• **Exercise aim**: Type out the whole listing again exactly, pictures omitted.

• **Input records**:
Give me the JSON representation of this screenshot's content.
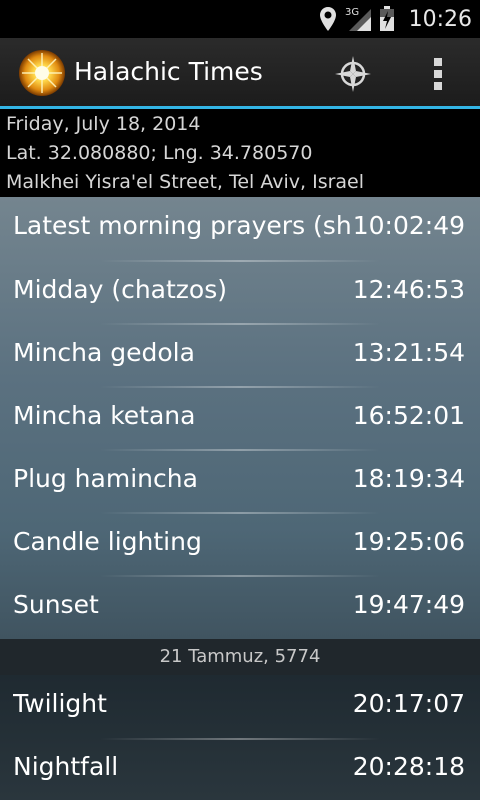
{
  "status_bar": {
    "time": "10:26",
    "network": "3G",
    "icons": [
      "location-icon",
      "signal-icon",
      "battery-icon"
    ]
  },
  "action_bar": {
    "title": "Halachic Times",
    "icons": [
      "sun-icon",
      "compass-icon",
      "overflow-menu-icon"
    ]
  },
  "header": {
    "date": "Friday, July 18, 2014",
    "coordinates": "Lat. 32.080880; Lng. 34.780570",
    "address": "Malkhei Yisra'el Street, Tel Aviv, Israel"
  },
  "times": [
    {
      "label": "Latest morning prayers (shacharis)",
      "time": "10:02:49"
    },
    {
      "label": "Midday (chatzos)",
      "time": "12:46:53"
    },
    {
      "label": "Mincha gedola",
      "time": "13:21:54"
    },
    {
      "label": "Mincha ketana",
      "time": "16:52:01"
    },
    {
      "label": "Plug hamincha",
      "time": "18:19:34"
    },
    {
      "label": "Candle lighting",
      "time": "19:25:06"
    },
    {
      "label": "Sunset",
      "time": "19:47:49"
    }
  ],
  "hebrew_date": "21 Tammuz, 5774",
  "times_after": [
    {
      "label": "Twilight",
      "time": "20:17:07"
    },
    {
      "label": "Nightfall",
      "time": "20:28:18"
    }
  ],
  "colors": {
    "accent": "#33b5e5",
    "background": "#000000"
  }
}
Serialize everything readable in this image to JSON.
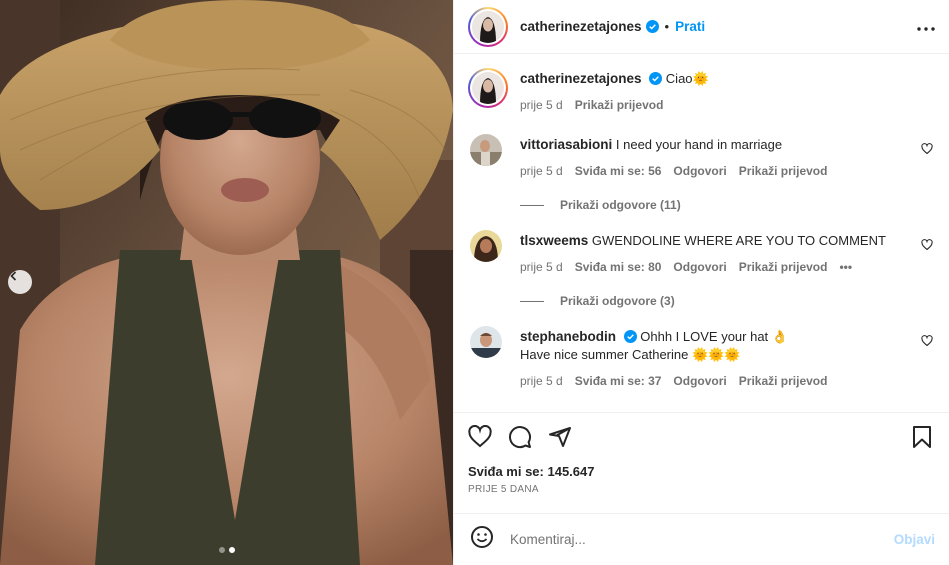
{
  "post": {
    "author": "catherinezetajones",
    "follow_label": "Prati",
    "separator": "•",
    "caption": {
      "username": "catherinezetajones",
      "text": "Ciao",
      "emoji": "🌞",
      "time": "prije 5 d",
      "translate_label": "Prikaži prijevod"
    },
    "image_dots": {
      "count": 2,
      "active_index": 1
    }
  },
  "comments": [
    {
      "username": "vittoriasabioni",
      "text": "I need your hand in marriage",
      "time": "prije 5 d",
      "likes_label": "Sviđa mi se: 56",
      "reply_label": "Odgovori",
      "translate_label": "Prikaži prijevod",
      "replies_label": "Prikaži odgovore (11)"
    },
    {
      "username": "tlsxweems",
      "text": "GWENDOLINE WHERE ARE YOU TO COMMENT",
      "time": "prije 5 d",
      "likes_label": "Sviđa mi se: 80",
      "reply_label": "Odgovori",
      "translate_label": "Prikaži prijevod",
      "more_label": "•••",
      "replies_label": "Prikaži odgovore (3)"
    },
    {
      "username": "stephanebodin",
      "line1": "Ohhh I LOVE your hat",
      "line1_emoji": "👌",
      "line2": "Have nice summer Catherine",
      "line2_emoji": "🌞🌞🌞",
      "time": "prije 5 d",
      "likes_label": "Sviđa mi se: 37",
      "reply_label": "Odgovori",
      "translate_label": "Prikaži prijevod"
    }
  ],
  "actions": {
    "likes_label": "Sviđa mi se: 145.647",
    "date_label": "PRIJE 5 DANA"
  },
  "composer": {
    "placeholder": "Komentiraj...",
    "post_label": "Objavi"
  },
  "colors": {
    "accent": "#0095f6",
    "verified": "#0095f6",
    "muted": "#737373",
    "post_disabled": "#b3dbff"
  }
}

• **Expected answer**:
Give me the JSON representation of this screenshot's content.
{
  "status_bar": {
    "time": "10:26",
    "network": "3G",
    "icons": [
      "location-icon",
      "signal-icon",
      "battery-icon"
    ]
  },
  "action_bar": {
    "title": "Halachic Times",
    "icons": [
      "sun-icon",
      "compass-icon",
      "overflow-menu-icon"
    ]
  },
  "header": {
    "date": "Friday, July 18, 2014",
    "coordinates": "Lat. 32.080880; Lng. 34.780570",
    "address": "Malkhei Yisra'el Street, Tel Aviv, Israel"
  },
  "times": [
    {
      "label": "Latest morning prayers (shacharis)",
      "time": "10:02:49"
    },
    {
      "label": "Midday (chatzos)",
      "time": "12:46:53"
    },
    {
      "label": "Mincha gedola",
      "time": "13:21:54"
    },
    {
      "label": "Mincha ketana",
      "time": "16:52:01"
    },
    {
      "label": "Plug hamincha",
      "time": "18:19:34"
    },
    {
      "label": "Candle lighting",
      "time": "19:25:06"
    },
    {
      "label": "Sunset",
      "time": "19:47:49"
    }
  ],
  "hebrew_date": "21 Tammuz, 5774",
  "times_after": [
    {
      "label": "Twilight",
      "time": "20:17:07"
    },
    {
      "label": "Nightfall",
      "time": "20:28:18"
    }
  ],
  "colors": {
    "accent": "#33b5e5",
    "background": "#000000"
  }
}
Serialize everything readable in this image to JSON.
{
  "post": {
    "author": "catherinezetajones",
    "follow_label": "Prati",
    "separator": "•",
    "caption": {
      "username": "catherinezetajones",
      "text": "Ciao",
      "emoji": "🌞",
      "time": "prije 5 d",
      "translate_label": "Prikaži prijevod"
    },
    "image_dots": {
      "count": 2,
      "active_index": 1
    }
  },
  "comments": [
    {
      "username": "vittoriasabioni",
      "text": "I need your hand in marriage",
      "time": "prije 5 d",
      "likes_label": "Sviđa mi se: 56",
      "reply_label": "Odgovori",
      "translate_label": "Prikaži prijevod",
      "replies_label": "Prikaži odgovore (11)"
    },
    {
      "username": "tlsxweems",
      "text": "GWENDOLINE WHERE ARE YOU TO COMMENT",
      "time": "prije 5 d",
      "likes_label": "Sviđa mi se: 80",
      "reply_label": "Odgovori",
      "translate_label": "Prikaži prijevod",
      "more_label": "•••",
      "replies_label": "Prikaži odgovore (3)"
    },
    {
      "username": "stephanebodin",
      "line1": "Ohhh I LOVE your hat",
      "line1_emoji": "👌",
      "line2": "Have nice summer Catherine",
      "line2_emoji": "🌞🌞🌞",
      "time": "prije 5 d",
      "likes_label": "Sviđa mi se: 37",
      "reply_label": "Odgovori",
      "translate_label": "Prikaži prijevod"
    }
  ],
  "actions": {
    "likes_label": "Sviđa mi se: 145.647",
    "date_label": "PRIJE 5 DANA"
  },
  "composer": {
    "placeholder": "Komentiraj...",
    "post_label": "Objavi"
  },
  "colors": {
    "accent": "#0095f6",
    "verified": "#0095f6",
    "muted": "#737373",
    "post_disabled": "#b3dbff"
  }
}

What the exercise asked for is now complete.